Allen Kessler, 80, plans to finally retire. Barry Kessler said he'll keep customers informed of his next move, which will include an online component to Kessler Jewelers.

"Jewelry is something given between people who love each other," he said. "Daily, we see customers that are saddened by the news of our closing. We're going to really miss the customers and the people of Burbank.",0,2108557.story

Kessler's Website:

Wednesday, May 12, 2010

Michael Torres (BHS '67) and Harmony Hill

This is great... thanks Michael!

Hi Cathy,
I am sending out our first CD we made together as a group. It is made up mostly off original songs written by Randy. I will give you a little history of our group. I met Randy while working with people with disabilities and he worked in a different part of the agency and we got to talking one day and he told me he was a musician and had wrote some songs . He asked me to listen to them and we became friends and started to play music together. I told him about my experience with recording music in California so he bought a small 4 track and we worked on his songs. I helped him with vocal and harmony arrangements and he said he had a friend at church (Doug) who would probably like to play with us and the rest is history.

We have been together now for about 19 years. We pooled our time and $$$ together and went into the studio to record our first album it was a cassette at first and then when CD's came out we transferred our recordings to CD's. We stated to get invites to do concerts at churches through out the States. We have been to Huston and San Antonio in Texas, Oklahoma City, Dell City, Heavener city and Wister all Oklahoma, De Moines, Iowa, lots of churches, fairs, city functions and restaurants in Arkansas. And we have sold our Cd's in Christen Book stores in the city of Fort Smith and where ever we play our concerts. By the way the name Harmony Hill came from an old band that I had played with in California back in the 70's. I asked for permission to use the name because it fit with the harmonies we do in our songs.

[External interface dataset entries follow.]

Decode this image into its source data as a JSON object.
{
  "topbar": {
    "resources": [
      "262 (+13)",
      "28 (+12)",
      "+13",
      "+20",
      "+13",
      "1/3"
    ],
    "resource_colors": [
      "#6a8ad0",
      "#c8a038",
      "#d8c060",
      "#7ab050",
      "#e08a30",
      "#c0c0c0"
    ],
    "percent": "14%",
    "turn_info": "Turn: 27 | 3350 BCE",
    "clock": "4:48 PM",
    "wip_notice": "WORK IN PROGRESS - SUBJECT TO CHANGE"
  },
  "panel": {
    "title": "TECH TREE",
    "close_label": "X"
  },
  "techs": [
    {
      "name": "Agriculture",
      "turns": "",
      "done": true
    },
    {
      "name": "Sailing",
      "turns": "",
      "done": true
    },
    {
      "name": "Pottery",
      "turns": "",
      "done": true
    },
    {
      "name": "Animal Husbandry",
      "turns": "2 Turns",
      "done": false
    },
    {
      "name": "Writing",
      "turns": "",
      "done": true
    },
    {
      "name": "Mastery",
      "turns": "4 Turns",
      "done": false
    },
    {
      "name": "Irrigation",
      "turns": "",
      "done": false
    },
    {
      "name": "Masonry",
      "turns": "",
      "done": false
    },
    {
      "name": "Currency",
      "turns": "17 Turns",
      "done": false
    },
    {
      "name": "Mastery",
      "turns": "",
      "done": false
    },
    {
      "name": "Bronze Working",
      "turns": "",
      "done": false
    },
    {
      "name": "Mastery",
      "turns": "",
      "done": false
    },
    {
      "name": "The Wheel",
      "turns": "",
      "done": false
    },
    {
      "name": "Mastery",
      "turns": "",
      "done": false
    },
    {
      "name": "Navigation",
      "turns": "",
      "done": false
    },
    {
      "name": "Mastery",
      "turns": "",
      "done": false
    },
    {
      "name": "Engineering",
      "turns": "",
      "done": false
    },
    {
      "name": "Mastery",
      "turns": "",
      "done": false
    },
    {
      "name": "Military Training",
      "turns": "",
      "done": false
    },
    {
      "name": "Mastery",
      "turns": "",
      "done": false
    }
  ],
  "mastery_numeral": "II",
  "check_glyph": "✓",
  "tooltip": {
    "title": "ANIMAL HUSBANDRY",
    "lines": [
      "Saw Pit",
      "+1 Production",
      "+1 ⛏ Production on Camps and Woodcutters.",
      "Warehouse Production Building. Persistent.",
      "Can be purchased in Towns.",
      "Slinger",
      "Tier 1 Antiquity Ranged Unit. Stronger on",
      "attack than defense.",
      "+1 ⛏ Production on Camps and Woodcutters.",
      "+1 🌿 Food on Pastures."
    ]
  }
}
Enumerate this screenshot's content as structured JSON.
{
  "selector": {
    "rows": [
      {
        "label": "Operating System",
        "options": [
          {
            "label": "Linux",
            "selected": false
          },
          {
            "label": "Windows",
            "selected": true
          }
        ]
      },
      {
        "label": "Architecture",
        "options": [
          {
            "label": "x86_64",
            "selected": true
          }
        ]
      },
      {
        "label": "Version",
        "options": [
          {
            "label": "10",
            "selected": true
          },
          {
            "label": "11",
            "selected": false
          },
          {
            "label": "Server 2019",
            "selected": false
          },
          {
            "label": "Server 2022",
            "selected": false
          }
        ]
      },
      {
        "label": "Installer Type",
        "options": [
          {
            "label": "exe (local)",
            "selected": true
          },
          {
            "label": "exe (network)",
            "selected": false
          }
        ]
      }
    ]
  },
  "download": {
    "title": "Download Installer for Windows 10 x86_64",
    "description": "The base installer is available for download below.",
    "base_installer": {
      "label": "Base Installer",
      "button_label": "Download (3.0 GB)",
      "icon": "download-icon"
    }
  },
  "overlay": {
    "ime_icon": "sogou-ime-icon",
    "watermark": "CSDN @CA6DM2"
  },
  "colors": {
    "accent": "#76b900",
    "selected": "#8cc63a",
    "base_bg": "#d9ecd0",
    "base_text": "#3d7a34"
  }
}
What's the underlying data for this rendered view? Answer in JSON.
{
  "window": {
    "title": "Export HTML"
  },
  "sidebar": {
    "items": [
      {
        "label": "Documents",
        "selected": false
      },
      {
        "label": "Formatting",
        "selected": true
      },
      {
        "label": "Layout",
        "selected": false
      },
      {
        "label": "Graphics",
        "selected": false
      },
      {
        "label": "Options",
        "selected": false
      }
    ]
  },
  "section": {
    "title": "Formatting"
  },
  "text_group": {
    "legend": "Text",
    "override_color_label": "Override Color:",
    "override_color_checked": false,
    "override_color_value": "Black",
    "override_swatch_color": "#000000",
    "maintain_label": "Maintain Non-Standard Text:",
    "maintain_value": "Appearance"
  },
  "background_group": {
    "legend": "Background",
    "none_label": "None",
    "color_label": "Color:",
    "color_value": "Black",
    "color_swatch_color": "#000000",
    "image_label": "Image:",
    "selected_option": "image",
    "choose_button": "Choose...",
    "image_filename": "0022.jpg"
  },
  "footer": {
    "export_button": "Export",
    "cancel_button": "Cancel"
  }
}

Have a Great Day


Monday, May 10, 2010

In 1961 Burbank Celebrated the Golden Years

Next year, Burbank will celebrate it's Centennial but in 1961, it was 50 years old and the city printed a booklet called 'A Brief History of Burbank, California' which Wes Clark has posted on his groovy website... CLICK HERE to see.

Thanks Wes!

1961 Ceralbus on E-Bay


And CLICK HERE to see BHS Class '61 Senior Photos!